Thursday, January 17, 2013

Things Don't Have to Be Complicated

Students Making Sense of the World book coverJust received word that my combination artwork/6-word bio is being published by Smith Magazine in the book Things Don't Have to Be Complicated. As a grad student, I was eligible for the competition. I'm amazed at the profound insights from students of all ages. Their wisdom (and accompanying artwork) is well worth the purchase price. You can grab a copy at the Smith website or at iTunes or Amazon.

Here's the blurb for the book:

"What would you say if you had just six words to define your life? ....Ernest Hemingway was once challenged to write a novel in just six words. His heartbreaking result: “For sale: baby shoes, never worn.”  

Giving the form a personal twist, Smith reimagined the six-word novel idea as the Six-Word Memoir, challenging contributors to create a half-dozen words of self-reflection. The constraint, it turned out, fueled rather than inhibited creativity....

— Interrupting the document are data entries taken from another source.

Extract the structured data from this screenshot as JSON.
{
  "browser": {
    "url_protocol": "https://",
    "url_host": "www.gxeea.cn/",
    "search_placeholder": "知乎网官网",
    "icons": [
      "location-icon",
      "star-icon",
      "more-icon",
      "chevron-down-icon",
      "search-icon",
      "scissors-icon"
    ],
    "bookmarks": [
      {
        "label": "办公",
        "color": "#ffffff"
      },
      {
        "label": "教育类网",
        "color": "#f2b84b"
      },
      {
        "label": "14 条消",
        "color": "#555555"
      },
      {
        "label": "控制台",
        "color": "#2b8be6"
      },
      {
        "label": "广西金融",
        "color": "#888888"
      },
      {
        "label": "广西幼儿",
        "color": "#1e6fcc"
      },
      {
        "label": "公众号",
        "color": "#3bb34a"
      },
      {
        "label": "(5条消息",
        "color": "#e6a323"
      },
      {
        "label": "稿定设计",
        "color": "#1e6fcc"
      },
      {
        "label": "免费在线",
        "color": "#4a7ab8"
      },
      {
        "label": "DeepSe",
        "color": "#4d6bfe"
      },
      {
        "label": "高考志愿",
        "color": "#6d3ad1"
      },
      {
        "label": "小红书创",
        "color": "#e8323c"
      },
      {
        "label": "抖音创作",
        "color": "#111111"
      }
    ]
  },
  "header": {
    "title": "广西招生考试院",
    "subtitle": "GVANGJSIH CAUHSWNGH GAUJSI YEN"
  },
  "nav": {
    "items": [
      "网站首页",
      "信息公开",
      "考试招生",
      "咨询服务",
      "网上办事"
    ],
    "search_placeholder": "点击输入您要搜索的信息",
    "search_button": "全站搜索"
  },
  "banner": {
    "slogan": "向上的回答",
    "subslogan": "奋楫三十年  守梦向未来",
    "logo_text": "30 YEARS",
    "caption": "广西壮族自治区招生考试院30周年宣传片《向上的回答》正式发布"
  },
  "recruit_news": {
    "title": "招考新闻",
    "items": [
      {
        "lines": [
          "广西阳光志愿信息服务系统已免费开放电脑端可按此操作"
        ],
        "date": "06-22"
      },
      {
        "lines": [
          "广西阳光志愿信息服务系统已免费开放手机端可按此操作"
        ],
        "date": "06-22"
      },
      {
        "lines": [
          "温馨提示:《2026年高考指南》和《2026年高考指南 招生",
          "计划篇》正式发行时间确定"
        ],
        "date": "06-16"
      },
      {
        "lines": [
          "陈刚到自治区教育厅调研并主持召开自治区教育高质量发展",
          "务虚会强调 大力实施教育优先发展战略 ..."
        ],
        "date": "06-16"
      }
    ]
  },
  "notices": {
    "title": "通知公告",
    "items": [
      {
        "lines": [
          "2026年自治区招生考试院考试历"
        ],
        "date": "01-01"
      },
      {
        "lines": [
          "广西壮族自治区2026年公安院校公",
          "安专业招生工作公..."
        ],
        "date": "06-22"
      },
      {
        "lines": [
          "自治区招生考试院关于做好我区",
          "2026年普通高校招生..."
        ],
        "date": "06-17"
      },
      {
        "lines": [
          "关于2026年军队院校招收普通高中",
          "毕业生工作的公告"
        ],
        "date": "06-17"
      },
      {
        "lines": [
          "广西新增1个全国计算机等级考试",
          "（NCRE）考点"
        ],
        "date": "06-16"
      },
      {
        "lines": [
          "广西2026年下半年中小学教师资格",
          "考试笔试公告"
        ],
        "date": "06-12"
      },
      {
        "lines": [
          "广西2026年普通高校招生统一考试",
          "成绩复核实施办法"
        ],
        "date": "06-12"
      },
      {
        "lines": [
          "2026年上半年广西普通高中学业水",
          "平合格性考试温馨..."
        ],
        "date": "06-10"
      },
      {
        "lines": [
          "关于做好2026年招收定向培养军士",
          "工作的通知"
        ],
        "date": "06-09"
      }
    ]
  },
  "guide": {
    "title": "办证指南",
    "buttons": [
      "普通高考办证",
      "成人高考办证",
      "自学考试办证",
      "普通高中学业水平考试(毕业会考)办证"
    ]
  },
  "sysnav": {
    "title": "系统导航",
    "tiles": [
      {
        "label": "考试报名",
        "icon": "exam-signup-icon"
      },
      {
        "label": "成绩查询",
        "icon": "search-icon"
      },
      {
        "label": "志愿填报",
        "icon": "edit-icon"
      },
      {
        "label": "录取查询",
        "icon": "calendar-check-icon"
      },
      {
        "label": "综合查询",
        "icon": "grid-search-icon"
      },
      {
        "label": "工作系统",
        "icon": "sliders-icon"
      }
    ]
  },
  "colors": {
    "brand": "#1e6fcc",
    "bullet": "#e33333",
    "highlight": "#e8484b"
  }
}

Inspired by Six Words’ popularity in English classes and art classes alike, Smith recently called for submissions for illustrated Six-Word Memoirs, in which he asked students, whether in grade school or grad school, to create a piece of artwork that enhanced their memoirs. The voices in Things Don’t Have to Be Complicated are younger than those of previous memoirists, but no less profound: “Said he loved me, he lied.” “Two girls, both of them me.” “Big dreams, big heart, big mouth.” “I’m a Muslim, not a terrorist.” “Life is better with headphones on.” This book contains dozens more. At its core, the Six-Word Memoir offers a simple way for anyone of any age to try to answer the question that defines us all: Who am I?"

If you wrote a 6-word memoir, what would it say?

Monday, January 7, 2013

It's That Time of Year Again - Part 2

In addition to voting for our favorite authors in the Preditors and Editors poll (see Cate's post below), it's the time of year where we all make resolutions and set goals. One week into the new year, some of us have probably already broken some of our resolutions, but if we set our goals in a way that makes them clear enough to be broken down into bite-sized pieces, we're more likely to get where we want to go.

If you're looking for a way to make that happen, take a look at my article on SMART Goals on the Institute of Children's Writers website. You don't have to be a writer to set goals.